Surprisingly enough, the fourth of July has always held a special place for me. As a kid my family used to spend the week of the fourth in Pennsylvania with our relatives from my grandfather’s side. My entire family – aunts, uncles, cousins, grandparents – would take the 7 hour road trip out to the rolling green hills in a caravan of cars, cheez-its, and general familial hilarity. Some of my fondest childhood memories come from these excursions. My cousins and I still reminisce about them. In the very early years all of us would pile into the home of my great grandparents, instantly transforming the quaint little country abode into a family shelter strewn with luggage, makeshift beds, and screaming children (and adults). The best part of this for the kids was the field across the street from the house. You see, it was not an ordinary field, at least not for us suburban dwellers. Just as the sun reached the end of its set and dusk began to spill over into a blanket of nighttime, the field would light up with the clumsy, lantern-colored streaks of fireflies. We would run towards the lights with clear plastic cups and use our hands to trap the little creatures inside. Back on the porch we would set the cups down and watch as the insects illuminated their temporary plastic huts with soft, incomprehensible light in a slow and steady pulse, much like adjusting the wick on an old time oil lantern.
As the years went on, our great grandparents passed away, the house was sold, and the family invasion moved to the home of my Aunt Jennie and Uncle Nick. They lived (and still do) on a long and hilly mountain road. There were so few houses and thus so few cars that one could lay down right in the middle of the pavement and take a nap without even the slightest twinge of worry. The hills made for incredible bike riding for the adventurous preteen. We would ride ourselves to the top of one of the steeper crests and launch ourselves down, pedaling furiously to see who could get the farthest before losing momentum. In the evenings Uncle Nick would let us pile into the back of his pickup truck and drive us 30 minutes down the mountain to get soft serve ice cream, all the while keep our eye out for deer in the fields as we drove by. And lets not neglect the fact that fireworks were not illegal in PA at the time (not sure if they are or not now). One can’t imagine the fun that can be had with a pile of those junky little Japanese-made light bombs, poppers, and the like. Such good times.

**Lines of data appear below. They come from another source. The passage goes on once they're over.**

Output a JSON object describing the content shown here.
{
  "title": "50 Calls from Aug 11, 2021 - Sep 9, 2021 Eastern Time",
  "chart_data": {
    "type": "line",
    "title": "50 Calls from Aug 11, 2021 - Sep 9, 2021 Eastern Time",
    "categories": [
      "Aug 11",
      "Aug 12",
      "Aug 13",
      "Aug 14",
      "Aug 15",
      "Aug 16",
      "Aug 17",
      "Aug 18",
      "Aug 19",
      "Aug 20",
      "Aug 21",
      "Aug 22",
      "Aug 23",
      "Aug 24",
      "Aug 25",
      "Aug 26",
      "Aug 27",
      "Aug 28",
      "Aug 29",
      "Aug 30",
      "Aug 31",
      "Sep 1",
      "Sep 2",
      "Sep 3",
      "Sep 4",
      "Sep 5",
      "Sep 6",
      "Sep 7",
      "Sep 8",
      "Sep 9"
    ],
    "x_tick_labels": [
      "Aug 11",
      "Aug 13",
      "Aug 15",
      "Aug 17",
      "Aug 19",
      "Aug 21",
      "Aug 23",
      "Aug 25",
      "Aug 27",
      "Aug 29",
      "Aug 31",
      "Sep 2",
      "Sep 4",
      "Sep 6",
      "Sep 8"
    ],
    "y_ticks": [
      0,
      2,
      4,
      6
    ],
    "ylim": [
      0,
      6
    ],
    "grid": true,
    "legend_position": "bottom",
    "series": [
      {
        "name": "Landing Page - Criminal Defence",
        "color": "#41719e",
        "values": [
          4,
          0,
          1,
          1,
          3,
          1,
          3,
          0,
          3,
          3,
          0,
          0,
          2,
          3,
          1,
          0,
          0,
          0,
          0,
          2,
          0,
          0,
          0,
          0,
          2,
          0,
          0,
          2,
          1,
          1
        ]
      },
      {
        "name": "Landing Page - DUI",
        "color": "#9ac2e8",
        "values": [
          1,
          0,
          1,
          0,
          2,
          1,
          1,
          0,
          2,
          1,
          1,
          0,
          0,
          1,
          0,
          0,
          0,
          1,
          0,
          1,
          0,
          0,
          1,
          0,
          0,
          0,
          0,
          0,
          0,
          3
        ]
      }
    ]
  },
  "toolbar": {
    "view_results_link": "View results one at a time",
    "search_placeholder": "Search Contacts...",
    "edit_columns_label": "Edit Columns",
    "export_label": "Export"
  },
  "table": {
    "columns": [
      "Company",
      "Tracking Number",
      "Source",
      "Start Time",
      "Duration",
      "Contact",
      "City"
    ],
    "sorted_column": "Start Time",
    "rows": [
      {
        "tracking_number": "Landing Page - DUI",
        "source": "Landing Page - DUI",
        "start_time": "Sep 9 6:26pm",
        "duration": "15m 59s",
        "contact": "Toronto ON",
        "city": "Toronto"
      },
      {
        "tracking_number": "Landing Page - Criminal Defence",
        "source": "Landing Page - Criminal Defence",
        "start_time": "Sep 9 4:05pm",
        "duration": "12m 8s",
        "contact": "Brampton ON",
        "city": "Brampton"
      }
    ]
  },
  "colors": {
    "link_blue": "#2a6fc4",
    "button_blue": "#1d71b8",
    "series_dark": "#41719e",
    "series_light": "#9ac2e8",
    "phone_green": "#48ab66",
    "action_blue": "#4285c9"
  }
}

Nowadays things are much different of course. All of us are grown up and scattered all over the place. Fourth of July has taken many forms for me in my adult life, from watching fireworks at a hillside picnic in Aspen to spending the day grilling out with my roommate and her family in Orange County. It should come as no surprise that I spent this fourth with a gaggle of fellow starving artists, most of us musicians and composers. Luckily for us there is a non-starving artist in our circle who has a gorgeous little house in Venice beach, complete with backyard and wide open dining area. He also happens to have a smoker, which is the perfect cooking vessel for his tried and true recipe for ribs, complete with his own rub and his own homemade barbecue sauce. Have I died? Is this heaven? Though the ribs were far and away the centerpiece of the festivities, this was just like any other holiday gathering in that there was a full on cascade of ridiculous food that kept coming in a steady stream for like 7 hours. The kind of situation that by the time midnight rolls around you’re so full and are pretty convinced you won’t wake up the next morning, yet you can’t help but stand at the food table and continue to shove bits and pieces of all the crusted leftovers still sitting on the table from 5 hours ago shamelessly into your mouth. It’s the American way – exactly what the 4th is all about.
My contribution to this culinary tsunami was a double batch of my super easy and amazing banana pudding, which was very well received. Also, because these friends attended my birthday party and experienced the inescapable awesomeness of my Costco birthday cake, they purchased one for the party – an unexpected treat. And what party would be complete without potato chips and french onion dip? Sherri made a corn pudding that was divine. Joe, the rib maker, also made an outstanding batch of guacamole that was devoured in a matter of minutes. There was also baked mac and cheese, mashed potatoes, and Joe even smoked salmon. Utterly divine. Once we were sufficiently gorged we did the 20 minute walk down to the beach for fireworks, which was glorious. I forgot how amazing the beach is at night, even if you are inundated with drunken fools lighting off fireworks.
While it may not have been a trip to Pennsylvania, this fourth of July was full of love, laughter, friendship, and food – a combination that is always a success for the starving artist.